• **EXERCISE DIRECTIONS**
Scan the data. Collect each line that contains the word "주택청약종합저축".

• **INPUT**
-*-

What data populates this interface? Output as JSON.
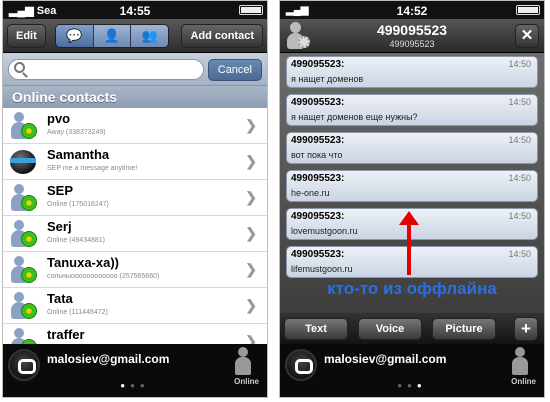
{
  "left": {
    "status": {
      "carrier": "Sea",
      "time": "14:55"
    },
    "nav": {
      "edit": "Edit",
      "add_contact": "Add contact"
    },
    "search": {
      "placeholder": "",
      "cancel": "Cancel"
    },
    "section": "Online contacts",
    "contacts": [
      {
        "name": "pvo",
        "status": "Away (338373249)",
        "icon": "icq-flower-clock-icon"
      },
      {
        "name": "Samantha",
        "status": "SEP me a message anytime!",
        "icon": "aim-buddy-icon"
      },
      {
        "name": "SEP",
        "status": "Online (175016247)",
        "icon": "icq-flower-icon"
      },
      {
        "name": "Serj",
        "status": "Online (49434881)",
        "icon": "icq-flower-icon"
      },
      {
        "name": "Tanuxa-xa))",
        "status": "сольныоооооооооооо (257565660)",
        "icon": "icq-flower-icon"
      },
      {
        "name": "Tata",
        "status": "Online (111448472)",
        "icon": "icq-flower-icon"
      },
      {
        "name": "traffer",
        "status": "",
        "icon": "icq-flower-icon"
      }
    ],
    "bottom": {
      "email": "malosiev@gmail.com",
      "status": "Online"
    }
  },
  "right": {
    "status": {
      "time": "14:52"
    },
    "title": "499095523",
    "subtitle": "499095523",
    "messages": [
      {
        "from": "499095523:",
        "time": "14:50",
        "text": "я нащет доменов"
      },
      {
        "from": "499095523:",
        "time": "14:50",
        "text": "я нащет доменов еще нужны?"
      },
      {
        "from": "499095523:",
        "time": "14:50",
        "text": "вот пока что"
      },
      {
        "from": "499095523:",
        "time": "14:50",
        "text": "he-one.ru"
      },
      {
        "from": "499095523:",
        "time": "14:50",
        "text": "lovemustgoon.ru"
      },
      {
        "from": "499095523:",
        "time": "14:50",
        "text": "lifemustgoon.ru"
      }
    ],
    "annotation": "кто-то из оффлайна",
    "actions": {
      "text": "Text",
      "voice": "Voice",
      "picture": "Picture",
      "plus": "+"
    },
    "bottom": {
      "email": "malosiev@gmail.com",
      "status": "Online"
    }
  },
  "colors": {
    "accent": "#2b6fe0",
    "arrow": "#e30000"
  }
}
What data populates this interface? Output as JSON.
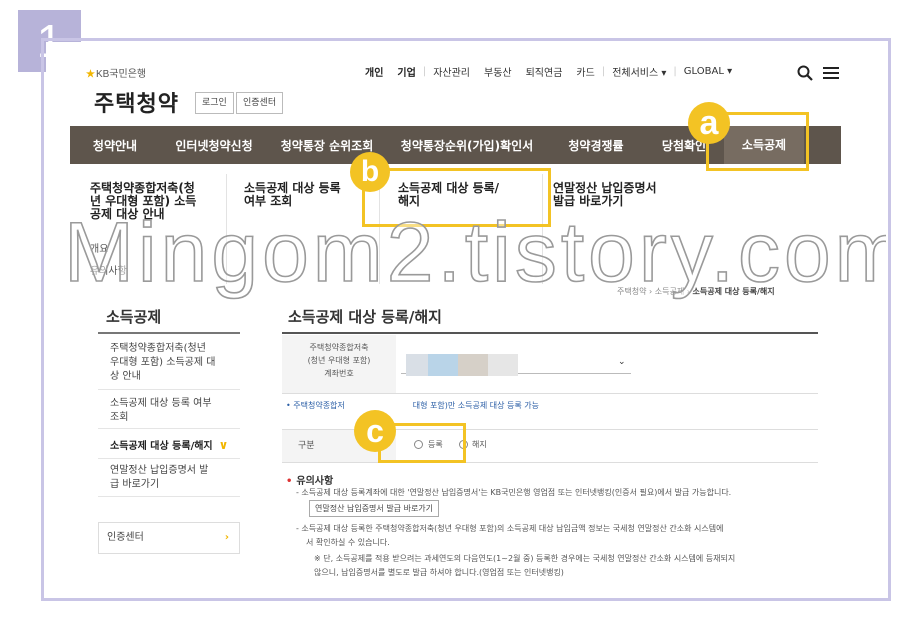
{
  "step_number": "1",
  "header": {
    "bank_logo": "KB국민은행",
    "site_title": "주택청약",
    "login_button": "로그인",
    "cert_button": "인증센터",
    "util_links": [
      "개인",
      "기업",
      "자산관리",
      "부동산",
      "퇴직연금",
      "카드",
      "전체서비스 ▾",
      "GLOBAL ▾"
    ]
  },
  "gnb": {
    "items": [
      "청약안내",
      "인터넷청약신청",
      "청약통장 순위조회",
      "청약통장순위(가입)확인서",
      "청약경쟁률",
      "당첨확인",
      "소득공제"
    ]
  },
  "submenu": {
    "col1_title": "주택청약종합저축(청년 우대형 포함) 소득공제 대상 안내",
    "col1_line1": "주택청약종합저축(청",
    "col1_line2": "년 우대형 포함) 소득",
    "col1_line3": "공제 대상 안내",
    "col1_sub1": "개요",
    "col1_sub2": "유의사항",
    "col2_line1": "소득공제 대상 등록",
    "col2_line2": "여부 조회",
    "col3_line1": "소득공제 대상 등록/",
    "col3_line2": "해지",
    "col4_line1": "연말정산 납입증명서",
    "col4_line2": "발급 바로가기"
  },
  "watermark": "Mingom2.tistory.com",
  "breadcrumb": [
    "주택청약",
    "소득공제",
    "소득공제 대상 등록/해지"
  ],
  "lnb": {
    "title": "소득공제",
    "item1_line1": "주택청약종합저축(청년",
    "item1_line2": "우대형 포함) 소득공제 대",
    "item1_line3": "상 안내",
    "item2_line1": "소득공제 대상 등록 여부",
    "item2_line2": "조회",
    "item3": "소득공제 대상 등록/해지",
    "item4_line1": "연말정산 납입증명서 발",
    "item4_line2": "급 바로가기",
    "cert_center": "인증센터"
  },
  "main": {
    "title": "소득공제 대상 등록/해지",
    "account_label_1": "주택청약종합저축",
    "account_label_2": "(청년 우대형 포함)",
    "account_label_3": "계좌번호",
    "notice_a": "• 주택청약종합저",
    "notice_b": "대형 포함)만 소득공제 대상 등록 가능",
    "div_label": "구분",
    "radio_register": "등록",
    "radio_cancel": "해지",
    "caution_title": "유의사항",
    "p1": "- 소득공제 대상 등록계좌에 대한 '연말정산 납입증명서'는 KB국민은행 영업점 또는 인터넷뱅킹(인증서 필요)에서 발급 가능합니다.",
    "issue_button": "연말정산 납입증명서 발급 바로가기",
    "p2_line1": "- 소득공제 대상 등록한 주택청약종합저축(청년 우대형 포함)의 소득공제 대상 납입금액 정보는 국세청 연말정산 간소화 시스템에",
    "p2_line2": "서 확인하실 수 있습니다.",
    "p3_line1": "※ 단, 소득공제를 적용 받으려는 과세연도의 다음연도(1~2월 중) 등록한 경우에는 국세청 연말정산 간소화 시스템에 등재되지",
    "p3_line2": "않으니, 납입증명서를 별도로 발급 하셔야 합니다.(영업점 또는 인터넷뱅킹)"
  },
  "annotations": {
    "a": "a",
    "b": "b",
    "c": "c"
  },
  "colors": {
    "gnb_bg": "#5e554c",
    "gnb_active": "#776c61",
    "annotation": "#f3c324",
    "frame": "#c9c5e6",
    "badge": "#b7b3d9",
    "link_blue": "#2a5ea6"
  }
}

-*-

• **WRITTEN REPLY**
    "col1_title": "주택청약종합저축(청년 우대형 포함) 소득공제 대상 안내",
    "col1_line1": "주택청약종합저축(청",
    "item1_line1": "주택청약종합저축(청년",
    "account_label_1": "주택청약종합저축",
    "p2_line1": "- 소득공제 대상 등록한 주택청약종합저축(청년 우대형 포함)의 소득공제 대상 납입금액 정보는 국세청 연말정산 간소화 시스템에",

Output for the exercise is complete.